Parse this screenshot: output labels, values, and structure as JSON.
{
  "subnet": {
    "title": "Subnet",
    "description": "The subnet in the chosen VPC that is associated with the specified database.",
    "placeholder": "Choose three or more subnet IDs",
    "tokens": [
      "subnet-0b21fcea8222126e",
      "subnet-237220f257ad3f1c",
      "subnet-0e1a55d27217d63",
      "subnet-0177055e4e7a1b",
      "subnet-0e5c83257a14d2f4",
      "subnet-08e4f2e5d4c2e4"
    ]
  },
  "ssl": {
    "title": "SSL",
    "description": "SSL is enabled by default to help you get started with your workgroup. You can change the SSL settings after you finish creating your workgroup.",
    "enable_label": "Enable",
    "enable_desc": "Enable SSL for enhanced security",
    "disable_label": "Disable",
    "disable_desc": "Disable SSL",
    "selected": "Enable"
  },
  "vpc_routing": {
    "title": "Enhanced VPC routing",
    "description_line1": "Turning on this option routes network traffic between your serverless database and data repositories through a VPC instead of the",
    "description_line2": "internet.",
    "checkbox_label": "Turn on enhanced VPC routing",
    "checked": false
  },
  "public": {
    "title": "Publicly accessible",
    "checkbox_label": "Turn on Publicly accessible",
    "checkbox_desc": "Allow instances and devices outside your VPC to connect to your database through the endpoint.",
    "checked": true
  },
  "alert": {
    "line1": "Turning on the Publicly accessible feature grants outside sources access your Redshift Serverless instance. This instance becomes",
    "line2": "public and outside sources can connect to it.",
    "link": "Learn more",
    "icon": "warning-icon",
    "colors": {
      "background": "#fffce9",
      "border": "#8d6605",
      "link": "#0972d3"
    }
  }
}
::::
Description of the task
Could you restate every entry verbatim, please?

Answer to the exercise
Parse this screenshot: output labels, values, and structure as JSON.
{
  "subnet": {
    "title": "Subnet",
    "description": "The subnet in the chosen VPC that is associated with the specified database.",
    "placeholder": "Choose three or more subnet IDs",
    "tokens": [
      "subnet-0b21fcea8222126e",
      "subnet-237220f257ad3f1c",
      "subnet-0e1a55d27217d63",
      "subnet-0177055e4e7a1b",
      "subnet-0e5c83257a14d2f4",
      "subnet-08e4f2e5d4c2e4"
    ]
  },
  "ssl": {
    "title": "SSL",
    "description": "SSL is enabled by default to help you get started with your workgroup. You can change the SSL settings after you finish creating your workgroup.",
    "enable_label": "Enable",
    "enable_desc": "Enable SSL for enhanced security",
    "disable_label": "Disable",
    "disable_desc": "Disable SSL",
    "selected": "Enable"
  },
  "vpc_routing": {
    "title": "Enhanced VPC routing",
    "description_line1": "Turning on this option routes network traffic between your serverless database and data repositories through a VPC instead of the",
    "description_line2": "internet.",
    "checkbox_label": "Turn on enhanced VPC routing",
    "checked": false
  },
  "public": {
    "title": "Publicly accessible",
    "checkbox_label": "Turn on Publicly accessible",
    "checkbox_desc": "Allow instances and devices outside your VPC to connect to your database through the endpoint.",
    "checked": true
  },
  "alert": {
    "line1": "Turning on the Publicly accessible feature grants outside sources access your Redshift Serverless instance. This instance becomes",
    "line2": "public and outside sources can connect to it.",
    "link": "Learn more",
    "icon": "warning-icon",
    "colors": {
      "background": "#fffce9",
      "border": "#8d6605",
      "link": "#0972d3"
    }
  }
}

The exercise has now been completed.